A SpaceX launch. Photo: Bill Ingalis/Nasa via Getty Images
Elon Musk's SpaceX won permission from the Federal Communications Commission to launch 7,000 Starlink internet satellites into space, creating a path for the company to build a network of nearly 12,000 satellites surrounding the Earth and providing internet access, the Washington Post reports.
Why it matters: The satellites could provide next-generation internet access to developing countries and rural areas that have struggled with connectivity over the years.
Details: The company has an initial goal of launching 1,600 satellites in the next few years, but said it could take more than six years to complete the full network.
- SpaceX isn't the only company the FCC approved launches for: Kepler, Telesat and Leosat also received approvals to launch satellites, triggering a race to build the strongest network.
Yes, but: Despite the benefits, some regulators have concerns about the accumulation of junk in space. There are nearly 13,000 objects currently classified as space debris.
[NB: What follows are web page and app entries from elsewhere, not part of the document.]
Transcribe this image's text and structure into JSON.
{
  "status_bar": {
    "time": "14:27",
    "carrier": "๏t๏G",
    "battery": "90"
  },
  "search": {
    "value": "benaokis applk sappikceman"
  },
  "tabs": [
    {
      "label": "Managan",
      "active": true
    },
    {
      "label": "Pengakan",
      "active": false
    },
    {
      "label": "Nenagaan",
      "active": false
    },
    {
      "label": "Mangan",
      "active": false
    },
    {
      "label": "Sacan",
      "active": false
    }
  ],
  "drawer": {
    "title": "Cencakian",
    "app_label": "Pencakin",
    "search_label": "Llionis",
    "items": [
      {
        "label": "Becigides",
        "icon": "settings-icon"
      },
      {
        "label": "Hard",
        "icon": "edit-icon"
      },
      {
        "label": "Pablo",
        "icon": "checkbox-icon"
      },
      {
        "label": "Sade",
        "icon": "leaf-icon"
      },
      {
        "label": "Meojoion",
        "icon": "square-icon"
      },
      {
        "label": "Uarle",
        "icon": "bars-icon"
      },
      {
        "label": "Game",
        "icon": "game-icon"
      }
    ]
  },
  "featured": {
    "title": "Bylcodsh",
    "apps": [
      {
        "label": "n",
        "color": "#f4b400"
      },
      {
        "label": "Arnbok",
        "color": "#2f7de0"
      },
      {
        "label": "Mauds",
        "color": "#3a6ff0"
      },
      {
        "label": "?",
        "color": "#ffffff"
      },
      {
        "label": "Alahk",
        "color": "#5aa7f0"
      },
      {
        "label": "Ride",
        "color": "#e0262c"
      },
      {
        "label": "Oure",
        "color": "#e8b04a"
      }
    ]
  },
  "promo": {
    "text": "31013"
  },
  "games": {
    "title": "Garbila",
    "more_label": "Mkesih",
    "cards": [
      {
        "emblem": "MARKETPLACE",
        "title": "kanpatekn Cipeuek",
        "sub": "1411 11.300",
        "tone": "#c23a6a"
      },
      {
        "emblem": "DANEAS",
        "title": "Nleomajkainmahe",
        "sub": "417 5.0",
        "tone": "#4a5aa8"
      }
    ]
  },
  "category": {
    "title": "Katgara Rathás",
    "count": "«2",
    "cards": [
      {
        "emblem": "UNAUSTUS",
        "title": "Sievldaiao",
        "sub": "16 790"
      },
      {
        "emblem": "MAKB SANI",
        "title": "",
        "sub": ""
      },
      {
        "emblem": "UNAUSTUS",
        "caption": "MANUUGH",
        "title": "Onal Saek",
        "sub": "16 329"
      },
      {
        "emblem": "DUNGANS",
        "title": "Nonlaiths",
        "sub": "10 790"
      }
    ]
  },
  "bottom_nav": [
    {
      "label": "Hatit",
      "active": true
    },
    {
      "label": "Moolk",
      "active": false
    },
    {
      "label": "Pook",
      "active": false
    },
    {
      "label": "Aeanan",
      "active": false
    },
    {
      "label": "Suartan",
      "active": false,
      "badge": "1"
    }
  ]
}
The FCC launched a review of orbital debris mitigation rules in an effort to "help to preserve the space environment."
What they're saying: FCC Chairman Ajit Pai said the launches serve the public interest "across many areas of our economy, including the automotive, aviation, rail, maritime and agriculture industries."